In “Encyclopaedist Rivalry, Classificatory Commonality, Illusory Universality” Hope Olsen, Juliet Nielsen, and Shona Dippie examine the cultural construction of classification systems by deconstructing encyclopedic texts produced by Jean d’Alembert, Denis Diderot, and Samuel Taylor Coleridge. Their findings suggest the presence of biases within certain classification structures with the “potential to erase cultural identity.” Specifically, the authors assert that the hierarchical structure of mutually exclusive categories presented by Coleridge and d’Alembert (and, to a lesser degree, Diderot) “result in a homogeneity that denies difference and identity.” The article offers excerpts of the texts, careful descriptions of the classification systems put forth within them, as well as analyses of the cultural and historical underpinnings of each. By revealing the potential for bias within the classification structures of the selected texts, the authors hope to encourage alternative approaches to these widely embraced forms of knowledge organization. (457, 463-464)
Following a brief introduction and an explanation of their methods used to encode the texts, the authors denote some key differences between the French and English schools of classification. The first of these deals with purpose. Diderot and d’Alembert, influenced by the French Revolution, sought to supplant the traditional authorities of crown and church with enlightened reason. Their inspiration, therefore, was grounded heavily in the European Renaissance. Coleridge saw the French Revolution as an attack on legitimate sources of logic and reason, primarily the divine, esteeming the order and method found within medieval England’s scholastic curricula—the trivium and quadrivium. But while the French and English writers “seem leagues apart” in terms of purpose and history, the authors contend that their texts express several important commonalities. (458-460)
The authors claim that Coleridge and d’Alembert shared a belief in the universal structure of knowledge organized in mutually exclusive categories arranged according to teleological progression and hierarchical primacy. The basis for mutually exclusive categories is found both within d’Alembert’s concept of “impenetrability,” which divides space into categories separated by the unique properties of the bodies they contain, and Coleridge’s differentiation of the uniting and progressive attributes of, respectively, law and theory. In addition, both writers saw knowledge as working toward human progress, a purpose that, according to the article, resulted in the logical subdivisions of classification presented by each. Coupled with this teleological progression was also an adherence to hierarchical arrangement. The authors ably show that Diderot and Coleridge classified objects and ideas by nesting categories representing them within one another, reducing and expanding knowledge in order to promote a generalized portrait of reality. (460-462)
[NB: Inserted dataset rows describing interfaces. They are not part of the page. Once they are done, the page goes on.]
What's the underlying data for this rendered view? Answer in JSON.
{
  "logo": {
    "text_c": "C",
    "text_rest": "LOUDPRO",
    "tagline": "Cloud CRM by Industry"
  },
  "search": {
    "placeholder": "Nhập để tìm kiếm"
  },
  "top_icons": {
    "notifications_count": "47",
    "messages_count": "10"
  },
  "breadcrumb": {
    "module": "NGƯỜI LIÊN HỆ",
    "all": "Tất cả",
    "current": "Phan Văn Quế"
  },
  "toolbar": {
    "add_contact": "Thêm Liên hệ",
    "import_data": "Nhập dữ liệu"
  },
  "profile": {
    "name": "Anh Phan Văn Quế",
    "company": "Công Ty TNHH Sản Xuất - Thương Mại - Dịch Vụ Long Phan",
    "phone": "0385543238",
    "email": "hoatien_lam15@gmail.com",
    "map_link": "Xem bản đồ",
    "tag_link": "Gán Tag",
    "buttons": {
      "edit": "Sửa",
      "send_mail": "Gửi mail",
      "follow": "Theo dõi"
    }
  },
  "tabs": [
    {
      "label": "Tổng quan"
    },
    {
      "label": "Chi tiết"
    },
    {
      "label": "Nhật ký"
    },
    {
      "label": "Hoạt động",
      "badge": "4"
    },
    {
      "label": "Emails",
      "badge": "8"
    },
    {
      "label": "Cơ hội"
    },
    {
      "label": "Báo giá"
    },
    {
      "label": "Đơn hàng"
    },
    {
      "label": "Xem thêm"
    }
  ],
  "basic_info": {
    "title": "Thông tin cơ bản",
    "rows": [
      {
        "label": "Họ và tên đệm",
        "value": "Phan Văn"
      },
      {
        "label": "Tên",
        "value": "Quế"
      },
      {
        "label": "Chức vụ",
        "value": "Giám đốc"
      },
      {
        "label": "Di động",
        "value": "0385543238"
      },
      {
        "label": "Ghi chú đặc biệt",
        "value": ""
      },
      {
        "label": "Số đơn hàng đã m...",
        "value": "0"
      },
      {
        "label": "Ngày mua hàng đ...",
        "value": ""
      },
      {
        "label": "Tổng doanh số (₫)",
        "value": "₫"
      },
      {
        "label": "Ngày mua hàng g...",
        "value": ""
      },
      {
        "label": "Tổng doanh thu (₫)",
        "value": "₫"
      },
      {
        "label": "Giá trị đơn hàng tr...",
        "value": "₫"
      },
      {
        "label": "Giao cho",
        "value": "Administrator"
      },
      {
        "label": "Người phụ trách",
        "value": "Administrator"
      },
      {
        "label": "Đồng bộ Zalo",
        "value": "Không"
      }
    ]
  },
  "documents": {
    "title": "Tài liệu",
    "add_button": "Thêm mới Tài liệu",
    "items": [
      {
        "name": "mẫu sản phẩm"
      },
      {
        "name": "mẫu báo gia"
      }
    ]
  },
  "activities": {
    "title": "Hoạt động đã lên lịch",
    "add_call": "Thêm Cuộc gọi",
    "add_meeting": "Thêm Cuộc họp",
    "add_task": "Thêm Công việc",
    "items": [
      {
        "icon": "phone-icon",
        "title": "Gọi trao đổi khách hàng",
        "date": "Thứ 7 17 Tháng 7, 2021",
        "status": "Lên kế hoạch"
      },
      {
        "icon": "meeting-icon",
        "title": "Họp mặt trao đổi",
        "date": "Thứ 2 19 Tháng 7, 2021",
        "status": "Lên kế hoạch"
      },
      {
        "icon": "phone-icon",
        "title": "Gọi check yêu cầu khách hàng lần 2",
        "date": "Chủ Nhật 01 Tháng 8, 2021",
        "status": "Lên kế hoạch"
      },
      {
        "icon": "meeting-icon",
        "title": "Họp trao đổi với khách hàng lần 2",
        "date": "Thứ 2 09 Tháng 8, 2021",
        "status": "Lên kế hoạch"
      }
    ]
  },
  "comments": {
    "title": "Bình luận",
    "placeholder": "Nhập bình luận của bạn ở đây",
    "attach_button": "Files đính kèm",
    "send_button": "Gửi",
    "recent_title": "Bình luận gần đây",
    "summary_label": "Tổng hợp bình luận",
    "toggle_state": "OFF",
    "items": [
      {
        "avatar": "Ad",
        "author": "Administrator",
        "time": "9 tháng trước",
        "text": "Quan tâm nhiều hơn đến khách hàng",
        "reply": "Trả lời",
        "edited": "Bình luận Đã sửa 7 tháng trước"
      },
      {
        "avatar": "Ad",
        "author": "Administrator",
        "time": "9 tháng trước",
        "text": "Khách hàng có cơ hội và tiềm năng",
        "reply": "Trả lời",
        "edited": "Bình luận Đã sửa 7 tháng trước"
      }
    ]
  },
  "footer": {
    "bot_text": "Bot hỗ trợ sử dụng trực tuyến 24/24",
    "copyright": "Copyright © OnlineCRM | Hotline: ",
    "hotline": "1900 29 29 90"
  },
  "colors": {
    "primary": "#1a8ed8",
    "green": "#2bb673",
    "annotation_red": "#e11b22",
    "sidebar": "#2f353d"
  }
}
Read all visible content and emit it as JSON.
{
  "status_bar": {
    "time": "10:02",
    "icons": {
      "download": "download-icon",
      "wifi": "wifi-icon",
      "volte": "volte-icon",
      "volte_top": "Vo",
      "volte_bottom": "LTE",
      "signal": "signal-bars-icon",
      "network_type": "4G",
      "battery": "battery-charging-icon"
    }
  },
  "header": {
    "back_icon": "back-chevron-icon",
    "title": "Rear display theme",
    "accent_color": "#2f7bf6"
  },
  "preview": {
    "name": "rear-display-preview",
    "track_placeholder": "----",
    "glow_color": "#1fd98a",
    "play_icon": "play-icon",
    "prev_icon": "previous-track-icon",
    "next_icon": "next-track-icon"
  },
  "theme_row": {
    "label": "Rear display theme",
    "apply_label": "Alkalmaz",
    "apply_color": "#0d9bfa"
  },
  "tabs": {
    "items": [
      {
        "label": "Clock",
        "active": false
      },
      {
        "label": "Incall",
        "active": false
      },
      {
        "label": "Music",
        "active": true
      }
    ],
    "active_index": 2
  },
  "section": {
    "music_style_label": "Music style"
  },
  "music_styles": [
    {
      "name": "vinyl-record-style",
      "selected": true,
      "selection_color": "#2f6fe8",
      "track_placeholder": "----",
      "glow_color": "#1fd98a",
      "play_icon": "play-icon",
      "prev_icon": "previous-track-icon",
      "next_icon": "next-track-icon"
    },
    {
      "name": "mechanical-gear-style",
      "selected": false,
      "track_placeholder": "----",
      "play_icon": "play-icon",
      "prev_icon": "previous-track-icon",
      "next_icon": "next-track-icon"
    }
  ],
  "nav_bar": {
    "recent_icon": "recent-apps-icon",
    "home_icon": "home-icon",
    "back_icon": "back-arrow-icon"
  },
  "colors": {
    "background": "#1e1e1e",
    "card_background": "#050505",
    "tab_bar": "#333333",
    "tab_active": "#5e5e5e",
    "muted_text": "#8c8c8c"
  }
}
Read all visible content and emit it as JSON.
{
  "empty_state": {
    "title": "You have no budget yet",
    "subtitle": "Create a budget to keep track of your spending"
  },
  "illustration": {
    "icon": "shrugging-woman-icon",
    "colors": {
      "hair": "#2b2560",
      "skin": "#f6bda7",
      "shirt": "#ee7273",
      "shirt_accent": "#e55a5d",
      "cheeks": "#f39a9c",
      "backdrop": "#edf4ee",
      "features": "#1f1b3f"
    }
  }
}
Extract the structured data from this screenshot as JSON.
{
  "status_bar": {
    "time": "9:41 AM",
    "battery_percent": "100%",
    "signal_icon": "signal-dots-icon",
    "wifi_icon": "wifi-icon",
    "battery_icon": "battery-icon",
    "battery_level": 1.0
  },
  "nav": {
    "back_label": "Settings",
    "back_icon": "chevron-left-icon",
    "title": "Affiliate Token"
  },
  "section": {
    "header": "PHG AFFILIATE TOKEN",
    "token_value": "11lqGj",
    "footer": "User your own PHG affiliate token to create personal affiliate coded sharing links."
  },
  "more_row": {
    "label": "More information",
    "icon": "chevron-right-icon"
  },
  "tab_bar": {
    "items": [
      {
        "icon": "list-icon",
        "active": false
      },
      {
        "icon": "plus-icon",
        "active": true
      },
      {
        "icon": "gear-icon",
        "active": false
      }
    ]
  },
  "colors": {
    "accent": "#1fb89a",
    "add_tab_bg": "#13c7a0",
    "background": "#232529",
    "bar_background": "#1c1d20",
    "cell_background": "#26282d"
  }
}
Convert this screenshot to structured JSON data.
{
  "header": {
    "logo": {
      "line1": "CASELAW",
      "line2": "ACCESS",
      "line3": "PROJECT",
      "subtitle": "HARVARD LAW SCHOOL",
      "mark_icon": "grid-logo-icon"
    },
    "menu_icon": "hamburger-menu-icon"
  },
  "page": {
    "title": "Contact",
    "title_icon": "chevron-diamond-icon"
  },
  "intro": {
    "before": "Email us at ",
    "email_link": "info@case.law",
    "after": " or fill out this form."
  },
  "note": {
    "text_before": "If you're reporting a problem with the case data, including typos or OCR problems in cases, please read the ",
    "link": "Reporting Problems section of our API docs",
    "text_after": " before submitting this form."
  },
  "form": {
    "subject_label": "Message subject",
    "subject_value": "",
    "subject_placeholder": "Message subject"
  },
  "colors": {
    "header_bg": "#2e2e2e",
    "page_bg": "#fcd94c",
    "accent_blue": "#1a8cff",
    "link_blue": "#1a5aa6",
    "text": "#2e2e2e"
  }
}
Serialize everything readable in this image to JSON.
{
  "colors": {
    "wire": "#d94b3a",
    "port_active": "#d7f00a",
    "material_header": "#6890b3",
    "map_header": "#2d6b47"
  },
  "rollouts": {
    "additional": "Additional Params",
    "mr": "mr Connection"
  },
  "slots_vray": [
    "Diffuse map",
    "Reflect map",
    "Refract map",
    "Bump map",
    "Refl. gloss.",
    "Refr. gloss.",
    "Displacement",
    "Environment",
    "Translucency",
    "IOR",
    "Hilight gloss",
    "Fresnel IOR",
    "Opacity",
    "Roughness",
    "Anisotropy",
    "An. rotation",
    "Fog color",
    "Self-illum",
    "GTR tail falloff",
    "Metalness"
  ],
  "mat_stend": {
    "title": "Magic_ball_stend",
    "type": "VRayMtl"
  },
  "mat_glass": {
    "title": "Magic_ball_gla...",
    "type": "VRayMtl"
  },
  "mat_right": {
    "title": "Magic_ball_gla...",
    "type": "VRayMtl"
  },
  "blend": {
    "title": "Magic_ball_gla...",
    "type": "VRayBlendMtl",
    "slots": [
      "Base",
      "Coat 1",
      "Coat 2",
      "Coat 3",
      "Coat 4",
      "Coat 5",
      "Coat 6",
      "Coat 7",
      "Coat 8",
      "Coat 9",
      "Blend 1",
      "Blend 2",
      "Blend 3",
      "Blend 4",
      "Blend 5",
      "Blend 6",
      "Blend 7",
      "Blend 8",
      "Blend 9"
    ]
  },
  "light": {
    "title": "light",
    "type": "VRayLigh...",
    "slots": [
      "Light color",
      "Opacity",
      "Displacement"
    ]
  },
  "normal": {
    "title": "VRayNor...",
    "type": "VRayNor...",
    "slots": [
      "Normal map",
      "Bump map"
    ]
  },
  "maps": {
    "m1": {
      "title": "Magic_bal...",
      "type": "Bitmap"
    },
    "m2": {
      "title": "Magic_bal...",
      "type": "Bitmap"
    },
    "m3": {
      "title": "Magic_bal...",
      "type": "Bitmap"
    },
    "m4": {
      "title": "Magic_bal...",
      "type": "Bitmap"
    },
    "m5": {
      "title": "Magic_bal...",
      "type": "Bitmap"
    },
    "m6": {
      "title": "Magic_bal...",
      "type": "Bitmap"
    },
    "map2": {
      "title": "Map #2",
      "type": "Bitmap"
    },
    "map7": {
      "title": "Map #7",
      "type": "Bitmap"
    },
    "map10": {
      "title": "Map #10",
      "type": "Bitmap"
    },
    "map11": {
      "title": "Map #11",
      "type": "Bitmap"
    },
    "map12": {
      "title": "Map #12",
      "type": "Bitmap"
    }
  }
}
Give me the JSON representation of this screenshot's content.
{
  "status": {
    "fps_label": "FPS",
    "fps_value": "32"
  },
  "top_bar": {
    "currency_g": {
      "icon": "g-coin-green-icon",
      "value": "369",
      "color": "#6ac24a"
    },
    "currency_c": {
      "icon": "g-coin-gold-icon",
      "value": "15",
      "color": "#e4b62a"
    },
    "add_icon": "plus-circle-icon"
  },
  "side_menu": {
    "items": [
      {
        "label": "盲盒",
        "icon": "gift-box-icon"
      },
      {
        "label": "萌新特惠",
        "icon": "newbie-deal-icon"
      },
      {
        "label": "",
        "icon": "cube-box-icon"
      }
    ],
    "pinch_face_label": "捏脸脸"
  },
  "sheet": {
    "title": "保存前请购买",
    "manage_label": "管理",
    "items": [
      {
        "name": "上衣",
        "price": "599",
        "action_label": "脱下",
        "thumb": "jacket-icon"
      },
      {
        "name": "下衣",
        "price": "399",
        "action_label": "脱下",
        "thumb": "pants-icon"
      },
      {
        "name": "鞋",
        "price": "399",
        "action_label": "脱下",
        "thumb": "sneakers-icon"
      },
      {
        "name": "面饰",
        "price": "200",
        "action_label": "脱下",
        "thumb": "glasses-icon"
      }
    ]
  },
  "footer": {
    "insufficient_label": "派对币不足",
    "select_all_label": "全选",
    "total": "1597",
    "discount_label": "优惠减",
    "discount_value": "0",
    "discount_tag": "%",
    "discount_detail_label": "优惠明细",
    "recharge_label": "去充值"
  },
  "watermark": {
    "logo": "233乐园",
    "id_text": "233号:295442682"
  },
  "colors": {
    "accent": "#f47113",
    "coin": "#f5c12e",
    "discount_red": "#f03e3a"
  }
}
While the classification schemes presented by the English and French thinkers might be applied universally, the authors contend that they are limited to western thought. The categories of classification suggested by Diderot and Coleridge, based on a progression of culture advancing certain principles of knowledge over others means that “cultures not characterized by these principles are not able to have knowledge, are not authoritative and lack identity.” (463) Olsen, Nielsen, and Dippie make a strong argument. It is important for organizers of information to deconstruct the theories and philosophies beneath the classification structures they employ, to point out potential flaws, and to work toward improvement. A system widely embraced and accepted to be universal in application may turn out to be exclusionary. However, classification professionals often have limited resources available to manage an ever-expanding abundance of information and, therefore, have to make the most of the systems in place. Perhaps the best that can be hoped for, and what the authors of this article assert, is that alternative approaches can work alongside traditional ones to foster greater cultural inclusivity.